Posture can cause headache and jaw pain

Charlie Chaplin
Charlie’s posture?

We all know that good posture is important. Our parents reminded us every day and now we remind our children. Yet, many people don’t realize how posture affects their oral health. Yes, oral health!

Do you experience frequent headaches or pain in your lower jaw? ¬†Then, check¬†your posture and consult your dentist about temporomandibular (“jaw joint”) disorder (TMD), as recommended by the Academy of General Dentistry (AGD).

So, how is poor posture connected to your jaw joint pain? Improper posture places the spine in a position that causes stress to the jaw joint. When people slouch or hunch over, the lower jaw shifts forward, causing the upper and lower teeth to not fit together properly, and the skull moves back on the spinal column. Go ahead, as a test, try to slouch this one time and you will feel the pressure on your joint. Read More →

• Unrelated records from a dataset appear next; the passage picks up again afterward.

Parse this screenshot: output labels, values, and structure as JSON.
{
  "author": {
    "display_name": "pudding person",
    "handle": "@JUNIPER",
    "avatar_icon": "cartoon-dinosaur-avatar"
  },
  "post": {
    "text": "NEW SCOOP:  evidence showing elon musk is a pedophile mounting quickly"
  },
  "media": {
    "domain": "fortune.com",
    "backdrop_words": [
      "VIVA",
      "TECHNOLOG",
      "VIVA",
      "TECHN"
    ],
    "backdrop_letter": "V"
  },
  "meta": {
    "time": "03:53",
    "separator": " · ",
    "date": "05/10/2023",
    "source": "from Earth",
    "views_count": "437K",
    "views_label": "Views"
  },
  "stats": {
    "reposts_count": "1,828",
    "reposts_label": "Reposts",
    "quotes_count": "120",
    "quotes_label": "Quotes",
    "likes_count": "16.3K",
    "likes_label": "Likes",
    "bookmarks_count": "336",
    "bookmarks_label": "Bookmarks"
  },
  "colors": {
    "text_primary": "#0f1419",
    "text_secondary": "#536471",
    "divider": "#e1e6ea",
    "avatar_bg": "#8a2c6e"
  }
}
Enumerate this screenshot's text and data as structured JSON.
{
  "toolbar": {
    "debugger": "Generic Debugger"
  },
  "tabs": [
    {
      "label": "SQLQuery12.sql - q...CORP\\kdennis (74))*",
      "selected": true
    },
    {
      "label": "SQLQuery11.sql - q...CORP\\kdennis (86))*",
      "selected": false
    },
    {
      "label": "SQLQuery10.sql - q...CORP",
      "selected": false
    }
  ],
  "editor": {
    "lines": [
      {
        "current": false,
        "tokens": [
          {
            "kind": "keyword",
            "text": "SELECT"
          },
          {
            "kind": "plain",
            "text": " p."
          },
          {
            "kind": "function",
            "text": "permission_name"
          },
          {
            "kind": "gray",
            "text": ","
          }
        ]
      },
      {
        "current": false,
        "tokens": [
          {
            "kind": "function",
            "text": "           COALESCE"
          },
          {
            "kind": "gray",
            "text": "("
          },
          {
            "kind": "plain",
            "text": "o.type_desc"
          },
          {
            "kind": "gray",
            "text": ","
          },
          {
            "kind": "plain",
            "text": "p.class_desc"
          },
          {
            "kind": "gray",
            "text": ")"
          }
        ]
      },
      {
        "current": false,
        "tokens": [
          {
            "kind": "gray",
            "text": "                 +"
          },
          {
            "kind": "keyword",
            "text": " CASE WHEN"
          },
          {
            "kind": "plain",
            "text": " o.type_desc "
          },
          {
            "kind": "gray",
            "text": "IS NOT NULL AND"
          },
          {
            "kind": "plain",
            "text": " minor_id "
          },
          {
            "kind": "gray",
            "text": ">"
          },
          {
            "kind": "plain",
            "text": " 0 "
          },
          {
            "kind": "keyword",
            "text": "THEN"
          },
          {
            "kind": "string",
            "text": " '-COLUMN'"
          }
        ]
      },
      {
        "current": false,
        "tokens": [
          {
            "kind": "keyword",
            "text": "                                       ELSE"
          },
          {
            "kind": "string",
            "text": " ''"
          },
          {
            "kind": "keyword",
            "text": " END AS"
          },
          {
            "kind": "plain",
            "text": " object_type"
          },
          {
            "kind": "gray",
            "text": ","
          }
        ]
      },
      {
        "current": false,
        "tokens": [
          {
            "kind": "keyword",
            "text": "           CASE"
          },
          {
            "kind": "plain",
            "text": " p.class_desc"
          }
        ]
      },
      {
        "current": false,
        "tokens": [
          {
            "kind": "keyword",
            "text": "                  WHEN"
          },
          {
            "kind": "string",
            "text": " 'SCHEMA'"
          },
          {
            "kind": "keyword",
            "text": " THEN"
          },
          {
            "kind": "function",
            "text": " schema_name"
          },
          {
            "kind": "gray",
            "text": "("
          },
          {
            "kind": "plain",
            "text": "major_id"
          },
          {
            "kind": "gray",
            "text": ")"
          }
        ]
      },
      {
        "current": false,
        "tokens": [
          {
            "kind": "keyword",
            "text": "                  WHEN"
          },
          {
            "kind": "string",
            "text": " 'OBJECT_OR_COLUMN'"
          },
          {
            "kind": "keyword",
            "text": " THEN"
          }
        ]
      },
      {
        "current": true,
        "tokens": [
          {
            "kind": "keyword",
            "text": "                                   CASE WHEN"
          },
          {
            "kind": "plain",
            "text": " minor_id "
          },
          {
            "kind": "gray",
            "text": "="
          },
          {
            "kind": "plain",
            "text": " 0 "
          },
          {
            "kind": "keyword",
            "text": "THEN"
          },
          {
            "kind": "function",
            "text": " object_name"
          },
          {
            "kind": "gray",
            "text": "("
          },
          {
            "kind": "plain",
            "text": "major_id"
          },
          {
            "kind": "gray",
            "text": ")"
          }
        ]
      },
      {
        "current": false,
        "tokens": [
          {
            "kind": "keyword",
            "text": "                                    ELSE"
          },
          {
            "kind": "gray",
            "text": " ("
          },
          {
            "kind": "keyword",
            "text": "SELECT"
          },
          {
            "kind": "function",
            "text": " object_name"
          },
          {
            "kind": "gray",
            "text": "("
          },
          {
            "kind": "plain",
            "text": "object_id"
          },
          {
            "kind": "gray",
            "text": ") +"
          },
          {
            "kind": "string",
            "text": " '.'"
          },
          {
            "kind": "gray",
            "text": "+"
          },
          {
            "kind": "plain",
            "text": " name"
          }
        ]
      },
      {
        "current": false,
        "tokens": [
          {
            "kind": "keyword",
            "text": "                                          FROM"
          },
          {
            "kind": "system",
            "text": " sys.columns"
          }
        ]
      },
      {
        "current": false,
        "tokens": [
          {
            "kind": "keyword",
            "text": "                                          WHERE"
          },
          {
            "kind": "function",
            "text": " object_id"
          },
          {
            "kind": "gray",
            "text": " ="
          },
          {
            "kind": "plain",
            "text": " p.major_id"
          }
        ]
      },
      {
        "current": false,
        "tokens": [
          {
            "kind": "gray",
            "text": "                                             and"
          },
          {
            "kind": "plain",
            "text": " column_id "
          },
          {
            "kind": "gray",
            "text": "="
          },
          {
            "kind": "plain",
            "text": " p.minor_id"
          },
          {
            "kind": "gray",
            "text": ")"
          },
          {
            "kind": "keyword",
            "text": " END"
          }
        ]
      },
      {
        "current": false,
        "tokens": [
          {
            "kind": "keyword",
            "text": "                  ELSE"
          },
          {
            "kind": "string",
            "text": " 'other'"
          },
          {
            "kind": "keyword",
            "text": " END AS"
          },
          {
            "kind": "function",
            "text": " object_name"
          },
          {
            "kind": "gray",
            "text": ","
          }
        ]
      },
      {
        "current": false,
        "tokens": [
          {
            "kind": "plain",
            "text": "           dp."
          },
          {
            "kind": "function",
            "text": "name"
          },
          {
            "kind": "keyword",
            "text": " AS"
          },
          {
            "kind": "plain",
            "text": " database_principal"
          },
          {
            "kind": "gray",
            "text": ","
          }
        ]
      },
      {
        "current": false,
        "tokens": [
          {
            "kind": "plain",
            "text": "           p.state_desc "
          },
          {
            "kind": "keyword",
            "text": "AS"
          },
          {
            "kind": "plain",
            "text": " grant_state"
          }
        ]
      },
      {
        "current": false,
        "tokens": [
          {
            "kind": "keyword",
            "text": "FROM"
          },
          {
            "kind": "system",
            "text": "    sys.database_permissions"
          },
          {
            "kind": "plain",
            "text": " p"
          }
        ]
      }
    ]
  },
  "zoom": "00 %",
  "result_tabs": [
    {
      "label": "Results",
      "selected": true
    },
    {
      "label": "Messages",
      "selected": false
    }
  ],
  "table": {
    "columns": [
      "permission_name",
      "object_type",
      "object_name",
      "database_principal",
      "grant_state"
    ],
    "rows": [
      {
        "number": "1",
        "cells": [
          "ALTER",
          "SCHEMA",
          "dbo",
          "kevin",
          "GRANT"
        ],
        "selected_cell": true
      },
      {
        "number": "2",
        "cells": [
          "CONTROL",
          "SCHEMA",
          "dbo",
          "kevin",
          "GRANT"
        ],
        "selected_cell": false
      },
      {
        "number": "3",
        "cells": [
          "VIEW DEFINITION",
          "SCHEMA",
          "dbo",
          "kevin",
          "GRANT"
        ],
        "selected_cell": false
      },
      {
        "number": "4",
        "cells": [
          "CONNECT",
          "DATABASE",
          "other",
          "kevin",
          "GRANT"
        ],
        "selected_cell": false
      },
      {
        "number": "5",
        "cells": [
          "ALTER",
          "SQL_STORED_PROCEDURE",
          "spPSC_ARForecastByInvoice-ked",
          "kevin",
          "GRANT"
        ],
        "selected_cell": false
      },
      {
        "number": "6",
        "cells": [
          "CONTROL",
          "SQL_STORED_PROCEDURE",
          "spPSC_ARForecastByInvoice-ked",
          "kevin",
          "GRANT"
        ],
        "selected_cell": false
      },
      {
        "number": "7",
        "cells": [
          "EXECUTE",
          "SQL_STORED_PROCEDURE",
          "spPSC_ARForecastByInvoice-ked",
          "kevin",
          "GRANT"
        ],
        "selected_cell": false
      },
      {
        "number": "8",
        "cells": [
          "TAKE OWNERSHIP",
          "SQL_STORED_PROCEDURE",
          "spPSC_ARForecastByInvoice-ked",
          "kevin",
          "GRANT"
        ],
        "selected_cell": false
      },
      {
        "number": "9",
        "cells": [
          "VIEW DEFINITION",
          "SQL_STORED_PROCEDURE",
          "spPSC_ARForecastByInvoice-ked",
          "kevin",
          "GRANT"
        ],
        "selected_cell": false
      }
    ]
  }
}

Tooth Anatomy: The more your know…

Tooth Anatomy
Tooth Anatomy

Each tooth consists of:

  • Crown: The visible portion of a tooth.
  • Root: The portion of the tooth embedded in the gum.
  • Pulp: Located in the center of the tooth, it contains the arteries, veins, nerves and lymphatic tissue.
  • Blood vessels: They carry nutrients to the pulp.
  • Root canal: The canal in the root of the tooth is where the nerve and blood vessels travel with nutrients to the tooth from the mandible or the maxilla.
  • Ligament: The connective tissue that surrounds the root of a tooth and connects it to the maxilla or mandible.
  • Bone: Alveolar bone forms tooth socket and part of the teeth.
  • Cementum: The layer of tissue covering the dentin on the root of the tooth. Serves the same role as enamel.
  • Dentin: The calcified tissue underlying the enamel (on the crown) and cementum (on the root), making up the main bulk of the tooth.
  • Enamel: The calcified outer layer of the crown of the tooth.

Although each tooth has the same basic structure, some variation exists. Different types of teeth have variation in their roots. Incisors and cuspids have only one root. Maxillary (upper) premolar teeth commonly have two roots, whereas the mandibular premolars commonly have one. The premolars may also have two roots fused to look as one. The molars on the maxillary arch have three roots, while, on the other hand, the molars on the mandibular arch have two roots.